In lieu of an abstract, here is a brief excerpt of the content:

Empowering the Minor: Translating Women's Autobiography1 Helen Dendrinou Kolias The task of translating the autobiography of Elisavet Moutzan-Martinengou forced me to deal with questions that have to do not only with the translation project itself but with broader issues regarding the role of the translator.2 This essay does not focus on specific problems I encountered and the strategies I used to solve them, but is an attempt to gain some distance from the work in order to consider what translation entails more generally. Translators have traditionally patted themselves on the back for performing a much-needed service to humanity, that is, for building bridges across nations, cultures, and linguistic systems and thus contributing to understanding between peoples. No one that I am aware of has ever questioned the need for translation or the usefulness of translation acts. Rather, criticism usually takes the form of either more pragmatic topics, such as "X is a more faithful translation than Y," or more general statements, such as "A literary work loses something in translation." Such pronouncements, however, have neither hindered the growth of translation as both practice and discipline nor lessened the need for translations. As a matter of fact, the "state of the art" has never been healthier-, and the translator nowadays can make claims to legitimacy and scholarly authority that translators working in previous generations would envy indeed. The reasons for this change in perception are many, I am sure, but I suspect they include the breakdown of traditional definitions of "What is a work of art?" and the problematization of the activities of both reading and writing, which puts into question the authority of the original text. These developments in literary theory have affected not only the profession at large but also individual translators as well. Although many of us, from Gadamer (1984) on, have been saying that translation is primarily interpretation, few of us, I think, have taken the time to reflect upon the implications of this statement. Journal of Modern Greek Studies, Volume 8, 1990. 213 214 Helen Dendrinou Kolias When asked to discuss what they do, translators usually stay close to the surface of what their job entails and avoid dealing with what their function is or should be. Thus even an established translator such as Gregory Rabassa writes in "The Silk Purse Business: A Translator 's Conflicting Responsibilities" that a translator must satisfy several masters: author, editor, critic, and reader (1984: 39). While Rabassa's statement indicates awareness on his part of the different players who participate in the translation act, it nevertheless suppresses the opportunities that translation offers to the translator and the possibilities within which a translator works or can work in transposing a work of literature from one linguistic system to another. The following comments are an attempt to bring to the fore what we do, not on the level of specifics but in terms that will allow us to gain greater awareness of the role of the translator in linguistic and literary studies, for it seems to me that translators, more often than not, succeed in keeping their function hidden behind the facade of their work. What I have to say has grown out of my experience with the autobiographical text of Elisa vet Moutzan-Martinengou (1989) and will be said in light of that text, although my aim is to reach out to other translators and thus engage them in a dialogue about what we do, and can do, not only with words but with texts. I have found the term "reterritorialization," as used by Deleuze and Guattari, or, more accurately, as rendered in English by Dana Polan, the translator of Kafka: Toward a Minor Literature (1986), intriguingly apt with regard to what a translator does or hopes to do, for it conveys to me the human act of creating a space in a new environment for an outsider, that is, a foreign text. I am trying to stay clear of traditional metaphors of transplanting, for they suggest, at least to me, uprooting, an act of violence, and they reduce the translator's role to pulling out and transferring while at the same time privileging the unity and...
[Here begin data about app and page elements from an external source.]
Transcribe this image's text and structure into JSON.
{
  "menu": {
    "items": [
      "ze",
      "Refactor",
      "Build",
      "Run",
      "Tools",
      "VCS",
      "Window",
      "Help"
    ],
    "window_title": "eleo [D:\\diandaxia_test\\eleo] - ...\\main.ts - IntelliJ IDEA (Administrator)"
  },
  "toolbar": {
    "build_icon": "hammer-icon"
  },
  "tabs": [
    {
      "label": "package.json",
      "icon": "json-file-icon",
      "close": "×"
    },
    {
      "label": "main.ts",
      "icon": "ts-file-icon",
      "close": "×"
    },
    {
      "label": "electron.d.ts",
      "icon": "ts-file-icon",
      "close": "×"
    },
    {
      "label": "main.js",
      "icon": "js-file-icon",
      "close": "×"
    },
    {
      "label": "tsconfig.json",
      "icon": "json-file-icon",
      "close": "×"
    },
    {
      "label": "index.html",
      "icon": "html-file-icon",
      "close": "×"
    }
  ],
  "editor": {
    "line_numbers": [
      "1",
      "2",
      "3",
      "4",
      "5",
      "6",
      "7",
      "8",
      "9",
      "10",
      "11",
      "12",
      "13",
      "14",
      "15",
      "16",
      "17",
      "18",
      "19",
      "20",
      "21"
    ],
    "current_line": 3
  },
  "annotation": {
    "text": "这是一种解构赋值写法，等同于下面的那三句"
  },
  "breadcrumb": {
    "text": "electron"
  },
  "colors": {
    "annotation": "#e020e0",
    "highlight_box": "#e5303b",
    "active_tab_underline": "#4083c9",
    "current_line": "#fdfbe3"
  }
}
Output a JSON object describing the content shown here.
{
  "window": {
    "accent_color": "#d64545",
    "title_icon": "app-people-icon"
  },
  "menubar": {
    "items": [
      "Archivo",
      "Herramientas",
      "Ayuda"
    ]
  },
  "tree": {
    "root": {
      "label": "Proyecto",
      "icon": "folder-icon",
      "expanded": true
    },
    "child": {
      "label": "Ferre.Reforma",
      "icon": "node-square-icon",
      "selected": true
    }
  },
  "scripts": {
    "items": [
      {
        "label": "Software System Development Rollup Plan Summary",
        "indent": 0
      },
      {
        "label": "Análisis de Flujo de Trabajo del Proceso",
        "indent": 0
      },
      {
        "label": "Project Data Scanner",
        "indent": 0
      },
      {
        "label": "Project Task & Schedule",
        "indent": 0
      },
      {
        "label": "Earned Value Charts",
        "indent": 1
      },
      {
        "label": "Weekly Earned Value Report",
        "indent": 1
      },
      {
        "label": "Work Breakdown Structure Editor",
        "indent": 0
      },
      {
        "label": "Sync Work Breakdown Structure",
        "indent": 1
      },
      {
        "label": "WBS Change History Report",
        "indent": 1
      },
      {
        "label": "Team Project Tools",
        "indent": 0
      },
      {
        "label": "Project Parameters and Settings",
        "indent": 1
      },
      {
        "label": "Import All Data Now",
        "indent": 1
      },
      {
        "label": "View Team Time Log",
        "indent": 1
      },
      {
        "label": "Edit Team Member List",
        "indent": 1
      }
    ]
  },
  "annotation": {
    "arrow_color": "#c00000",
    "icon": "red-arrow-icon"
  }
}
Additional Information

Print ISSN
pp. 213-221
Launched on MUSE
Open Access
Back To Top

This website uses cookies to ensure you get the best experience on our website. Without cookies your experience may not be seamless.